Deciding to pool their expertise, The Volunteer Switchboard was created to design bite-sized and purposeful volunteer programmes. As professionals in banking operations and IT sales, the founders used their expertise to aid in the running of the organisation, especially in areas such as project management, operations management, technology and branding.
As The Volunteer Switchboard celebrates its fourth birthday this year, Churdboonchart is proud of how far their collective skills have taken them. An example would be the application of their data management skills when the organisation started. By using a volunteer management tool, they were able to better understand what the volunteers want, as well as collate critical data of the beneficiaries to better improve interaction and engagement with them.
She remarked: “Sustainability is definitely a benefit as VSB is operated by a bunch of volunteers with full-time jobs and we are still going strong!”
Using talents, skills and abilities to make an impact
Commenting on the impact SBV has on an organisation and its beneficiaries, Darrel Lim, head of the strategic partnership team at NVPC, said: “Using the talents, skills and abilities we already have to help others isn’t difficult for us, but this can result in a huge impact to others. This can be professional skills but also non-professional skills and personal passions such as photography, cooking or art, which makes it meaningful and fun.
“We can help in ways that are enjoyable and fruitful which not only benefit others, but also help further develop our own competencies.”
On that note, Emmanuel has some parting advice for volunteers, especially those in the fields of education, medicine and legal.

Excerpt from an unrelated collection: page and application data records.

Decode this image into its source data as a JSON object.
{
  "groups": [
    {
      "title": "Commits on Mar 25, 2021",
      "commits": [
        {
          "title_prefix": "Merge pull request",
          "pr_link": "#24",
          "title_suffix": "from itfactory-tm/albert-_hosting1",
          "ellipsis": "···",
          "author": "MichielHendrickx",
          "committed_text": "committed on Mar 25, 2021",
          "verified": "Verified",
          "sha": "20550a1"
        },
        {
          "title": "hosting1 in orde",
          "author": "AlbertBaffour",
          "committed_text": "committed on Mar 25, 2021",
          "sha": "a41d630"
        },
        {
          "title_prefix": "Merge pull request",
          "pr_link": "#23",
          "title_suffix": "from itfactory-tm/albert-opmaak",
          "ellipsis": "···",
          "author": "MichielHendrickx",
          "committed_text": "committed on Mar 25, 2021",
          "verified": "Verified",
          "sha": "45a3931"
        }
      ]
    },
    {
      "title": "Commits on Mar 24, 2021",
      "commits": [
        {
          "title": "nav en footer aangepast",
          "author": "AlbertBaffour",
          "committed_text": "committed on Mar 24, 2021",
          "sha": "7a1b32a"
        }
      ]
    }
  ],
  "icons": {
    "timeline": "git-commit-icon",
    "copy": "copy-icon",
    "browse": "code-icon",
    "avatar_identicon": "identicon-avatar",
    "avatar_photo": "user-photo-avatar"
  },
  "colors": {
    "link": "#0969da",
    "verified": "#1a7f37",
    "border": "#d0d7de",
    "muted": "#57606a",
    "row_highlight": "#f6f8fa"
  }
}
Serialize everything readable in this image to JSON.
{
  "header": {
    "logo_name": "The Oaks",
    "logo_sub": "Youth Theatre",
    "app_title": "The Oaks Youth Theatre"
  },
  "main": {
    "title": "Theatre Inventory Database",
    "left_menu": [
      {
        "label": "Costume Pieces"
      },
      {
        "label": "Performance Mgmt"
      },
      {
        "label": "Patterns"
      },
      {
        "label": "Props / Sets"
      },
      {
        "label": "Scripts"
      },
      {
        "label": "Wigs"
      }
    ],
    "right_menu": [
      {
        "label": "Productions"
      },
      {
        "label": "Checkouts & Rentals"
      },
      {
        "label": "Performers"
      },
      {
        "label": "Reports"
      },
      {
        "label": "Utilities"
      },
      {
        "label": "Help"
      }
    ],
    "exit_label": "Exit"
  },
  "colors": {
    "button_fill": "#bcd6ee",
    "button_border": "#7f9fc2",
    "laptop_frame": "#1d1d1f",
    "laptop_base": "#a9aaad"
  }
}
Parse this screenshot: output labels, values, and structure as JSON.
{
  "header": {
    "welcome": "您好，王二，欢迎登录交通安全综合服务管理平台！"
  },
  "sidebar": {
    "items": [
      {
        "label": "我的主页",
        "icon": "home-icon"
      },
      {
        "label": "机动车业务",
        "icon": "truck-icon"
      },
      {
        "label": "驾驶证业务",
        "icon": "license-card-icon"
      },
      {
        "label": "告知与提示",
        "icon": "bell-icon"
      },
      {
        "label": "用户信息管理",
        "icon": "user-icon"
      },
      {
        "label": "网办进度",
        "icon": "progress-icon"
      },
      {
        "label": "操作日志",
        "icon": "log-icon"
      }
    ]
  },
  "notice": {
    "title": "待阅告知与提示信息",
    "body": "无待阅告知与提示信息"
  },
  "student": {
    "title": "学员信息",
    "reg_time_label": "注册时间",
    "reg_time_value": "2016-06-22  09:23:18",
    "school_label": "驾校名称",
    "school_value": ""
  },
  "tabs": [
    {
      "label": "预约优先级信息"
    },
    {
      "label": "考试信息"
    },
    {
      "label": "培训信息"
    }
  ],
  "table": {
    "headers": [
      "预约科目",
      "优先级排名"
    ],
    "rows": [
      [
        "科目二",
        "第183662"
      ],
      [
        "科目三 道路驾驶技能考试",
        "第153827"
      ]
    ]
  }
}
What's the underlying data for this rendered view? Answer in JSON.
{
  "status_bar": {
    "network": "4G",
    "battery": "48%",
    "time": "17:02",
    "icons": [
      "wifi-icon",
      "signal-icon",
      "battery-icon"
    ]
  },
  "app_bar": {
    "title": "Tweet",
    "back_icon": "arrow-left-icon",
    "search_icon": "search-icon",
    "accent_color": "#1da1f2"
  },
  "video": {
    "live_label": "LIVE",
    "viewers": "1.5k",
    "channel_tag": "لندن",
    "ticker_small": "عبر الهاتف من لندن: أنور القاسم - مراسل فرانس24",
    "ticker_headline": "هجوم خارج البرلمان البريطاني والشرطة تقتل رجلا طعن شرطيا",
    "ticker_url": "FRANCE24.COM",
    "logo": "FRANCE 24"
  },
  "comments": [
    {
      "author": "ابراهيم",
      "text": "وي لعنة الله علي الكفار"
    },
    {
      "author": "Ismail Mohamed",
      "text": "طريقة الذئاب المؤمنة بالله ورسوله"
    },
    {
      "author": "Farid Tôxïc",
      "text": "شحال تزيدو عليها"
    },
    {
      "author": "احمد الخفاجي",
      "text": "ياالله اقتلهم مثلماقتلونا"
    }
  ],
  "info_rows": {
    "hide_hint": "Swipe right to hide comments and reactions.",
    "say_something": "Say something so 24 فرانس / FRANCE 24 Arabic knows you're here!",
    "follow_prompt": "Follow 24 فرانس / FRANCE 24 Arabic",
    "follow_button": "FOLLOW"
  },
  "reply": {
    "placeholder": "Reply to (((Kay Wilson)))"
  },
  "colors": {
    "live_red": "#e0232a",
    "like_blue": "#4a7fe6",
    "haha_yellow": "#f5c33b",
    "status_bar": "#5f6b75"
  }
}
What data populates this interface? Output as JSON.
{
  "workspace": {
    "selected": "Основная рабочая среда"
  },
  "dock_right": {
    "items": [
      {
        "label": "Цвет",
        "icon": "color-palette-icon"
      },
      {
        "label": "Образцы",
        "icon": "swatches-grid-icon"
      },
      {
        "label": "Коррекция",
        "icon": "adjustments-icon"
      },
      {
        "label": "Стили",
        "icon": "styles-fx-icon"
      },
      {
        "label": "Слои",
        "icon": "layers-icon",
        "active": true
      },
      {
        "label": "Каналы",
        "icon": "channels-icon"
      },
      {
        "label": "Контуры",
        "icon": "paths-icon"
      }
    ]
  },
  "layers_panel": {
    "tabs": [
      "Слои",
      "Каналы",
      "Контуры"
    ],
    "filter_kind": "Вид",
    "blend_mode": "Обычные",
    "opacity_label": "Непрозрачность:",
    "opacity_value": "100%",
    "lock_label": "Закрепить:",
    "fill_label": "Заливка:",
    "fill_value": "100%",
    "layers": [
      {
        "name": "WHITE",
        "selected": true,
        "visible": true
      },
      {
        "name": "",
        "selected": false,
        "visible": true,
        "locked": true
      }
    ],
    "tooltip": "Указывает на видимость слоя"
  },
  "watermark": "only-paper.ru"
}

“It would not do to be outdated,” she cautioned. “Some responsibility falls on a volunteer to constantly update their skills and knowledge to be effective to the beneficiaries. Half-baked knowledge is a dangerous thing.”